'It's On Us PA' grant to help reduce barriers for reporting sexual misconduct

January 31, 2020

UNIVERSITY PARK, Pa. — Penn State received a $30,000 grant as part of the “It’s On Us PA” campaign to help expand educational efforts around sexual misconduct and sexual violence across all Penn State campuses, especially with non-native English-speaking students.

The grant will fund the translation of sexual assault prevention and response videos as well as corresponding materials created in 2017 with funding from a previous “It’s On Us PA” grant into six additional languages. The Office of Sexual Misconduct Prevention and Response (OSMPR), a unit of Penn State Student Affairs, applied for the current grant with the support from campus and community partners.

With the previous “It’s On Us” grant, Penn State created a collection of training and promotional videos to raise awareness, education and resources to combat sexual assault, stalking and discrimination. In addition, the videos provide information about the reporting avenues, resources and support services available to Penn State students, faculty and staff.

While OSMPR has seen an increase in student engagement around the topic of sexual violence and an increase in reporting overall, students continue to express that there are still barriers to coming forward. International students, specifically, report at a lower rate than other demographics. Penn State’s data suggests that Penn State’s international students are two to three times less likely to report than their domestic counterparts.

“International students and non-native English speakers join our community with a wide array of cultural and social norms that influence their understanding of sexual behaviors, especially consent,” said Dominique Donaho, Title IX investigator, OSMPR. “Through our interactions with international students, it is increasingly clear that there is a wide range of perspectives with regards to both recognizing and reporting sexual violence. A survivor, regardless of their background, may find speaking with someone about their experience difficult; however, we see a particular reluctance among non-native English speakers to engage with our office.”

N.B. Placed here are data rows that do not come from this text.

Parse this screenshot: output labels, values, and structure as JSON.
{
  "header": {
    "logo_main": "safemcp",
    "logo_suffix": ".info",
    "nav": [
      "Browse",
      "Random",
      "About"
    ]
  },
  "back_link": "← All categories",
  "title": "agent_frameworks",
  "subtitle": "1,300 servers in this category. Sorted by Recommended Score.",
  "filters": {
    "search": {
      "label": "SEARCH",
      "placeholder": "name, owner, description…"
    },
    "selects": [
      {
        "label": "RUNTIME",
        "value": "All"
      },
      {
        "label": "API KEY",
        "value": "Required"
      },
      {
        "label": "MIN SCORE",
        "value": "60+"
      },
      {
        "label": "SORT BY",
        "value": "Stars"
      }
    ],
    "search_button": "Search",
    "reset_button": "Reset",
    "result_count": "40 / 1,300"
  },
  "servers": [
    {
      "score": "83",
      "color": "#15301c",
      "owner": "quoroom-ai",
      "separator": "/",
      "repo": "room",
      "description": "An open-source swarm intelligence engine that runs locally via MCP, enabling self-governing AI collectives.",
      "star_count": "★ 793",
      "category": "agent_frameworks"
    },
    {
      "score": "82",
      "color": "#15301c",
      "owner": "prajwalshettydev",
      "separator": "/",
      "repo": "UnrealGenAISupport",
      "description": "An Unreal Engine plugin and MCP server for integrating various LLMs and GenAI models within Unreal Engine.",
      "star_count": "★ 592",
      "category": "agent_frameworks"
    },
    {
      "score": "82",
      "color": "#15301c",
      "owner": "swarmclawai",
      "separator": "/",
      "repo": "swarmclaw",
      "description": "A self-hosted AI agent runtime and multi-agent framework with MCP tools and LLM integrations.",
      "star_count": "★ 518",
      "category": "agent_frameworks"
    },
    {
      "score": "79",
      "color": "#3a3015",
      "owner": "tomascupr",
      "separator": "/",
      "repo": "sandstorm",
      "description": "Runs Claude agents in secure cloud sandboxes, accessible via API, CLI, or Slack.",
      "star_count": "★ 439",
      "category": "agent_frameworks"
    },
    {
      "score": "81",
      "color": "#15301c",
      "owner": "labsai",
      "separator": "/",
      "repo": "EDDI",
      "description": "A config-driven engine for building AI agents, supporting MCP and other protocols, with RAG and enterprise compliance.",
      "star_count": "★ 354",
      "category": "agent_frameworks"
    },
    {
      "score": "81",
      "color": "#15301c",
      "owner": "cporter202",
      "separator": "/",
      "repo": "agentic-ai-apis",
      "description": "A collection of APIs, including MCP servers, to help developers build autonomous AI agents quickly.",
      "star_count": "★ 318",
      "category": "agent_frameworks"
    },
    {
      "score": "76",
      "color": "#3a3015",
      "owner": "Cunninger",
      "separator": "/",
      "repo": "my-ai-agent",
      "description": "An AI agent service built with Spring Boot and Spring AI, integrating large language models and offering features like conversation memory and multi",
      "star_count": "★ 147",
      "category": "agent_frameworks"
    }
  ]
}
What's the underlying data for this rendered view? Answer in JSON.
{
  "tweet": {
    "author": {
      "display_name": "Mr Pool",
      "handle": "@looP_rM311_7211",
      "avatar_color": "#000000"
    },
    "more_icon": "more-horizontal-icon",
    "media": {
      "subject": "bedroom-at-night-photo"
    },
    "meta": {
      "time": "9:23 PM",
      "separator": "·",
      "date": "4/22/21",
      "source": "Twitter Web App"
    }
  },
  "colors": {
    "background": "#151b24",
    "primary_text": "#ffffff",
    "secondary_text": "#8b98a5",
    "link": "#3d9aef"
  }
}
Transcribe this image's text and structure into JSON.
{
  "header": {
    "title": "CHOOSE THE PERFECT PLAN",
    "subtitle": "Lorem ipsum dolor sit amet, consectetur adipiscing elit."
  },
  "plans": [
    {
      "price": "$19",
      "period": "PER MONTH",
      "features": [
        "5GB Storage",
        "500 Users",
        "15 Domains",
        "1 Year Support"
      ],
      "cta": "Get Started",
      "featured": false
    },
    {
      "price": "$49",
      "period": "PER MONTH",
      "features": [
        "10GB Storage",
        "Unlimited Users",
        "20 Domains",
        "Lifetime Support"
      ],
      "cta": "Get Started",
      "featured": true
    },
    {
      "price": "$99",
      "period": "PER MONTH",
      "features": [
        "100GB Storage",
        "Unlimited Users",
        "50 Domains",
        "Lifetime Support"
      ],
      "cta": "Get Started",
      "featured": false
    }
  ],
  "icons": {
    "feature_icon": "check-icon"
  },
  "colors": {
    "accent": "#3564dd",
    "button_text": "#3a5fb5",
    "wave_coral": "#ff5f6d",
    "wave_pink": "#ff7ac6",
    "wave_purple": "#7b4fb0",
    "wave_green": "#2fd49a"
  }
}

In addition, language can present a barrier for respondents, or accused students, which can leave them unsure of their rights. Material translations also will assist these students in understanding the process, as well as their rights and options.

The grant will enable OSMPR to reach established goals and bring new opportunity to engage with students at 24 campus locations with online access to the translated “It’s On Us” videos, intake and materials. These resources will be translated into six commonly spoken languages — Arabic, Mandarin, Korean, Spanish, French and Malay — among Penn State students.

“Our hope is to decrease the uncertainty that goes along with reporting for all students, but especially non-native English speakers,” said Chad Wright, case manager, OSMPR. “These translations will increase visibility, accessibility and transparency related to the process for both the survivors and the respondents so that students can feel confident that they will be taken seriously. By developing these materials in a variety of languages, we are letting students know that we welcome them and will support them.”

The OSMPR is not alone in its desire to reach out to the non-Native English speakers on our campuses. In addition to supporting the vision for this initiative, Penn State Global Programs plans to pilot a new delivery for presenting sexual assault, harassment and misconduct education at its orientation session in which the new translations will be utilized.

Pennsylvania was the first state to debut an “It’s On Us” campaign when Gov. Tom Wolf launched the program in January 2016. “It’s On Us” aims to increase awareness, education and resources that combat sexual assault in schools, colleges and universities.

Last Updated September 22, 2020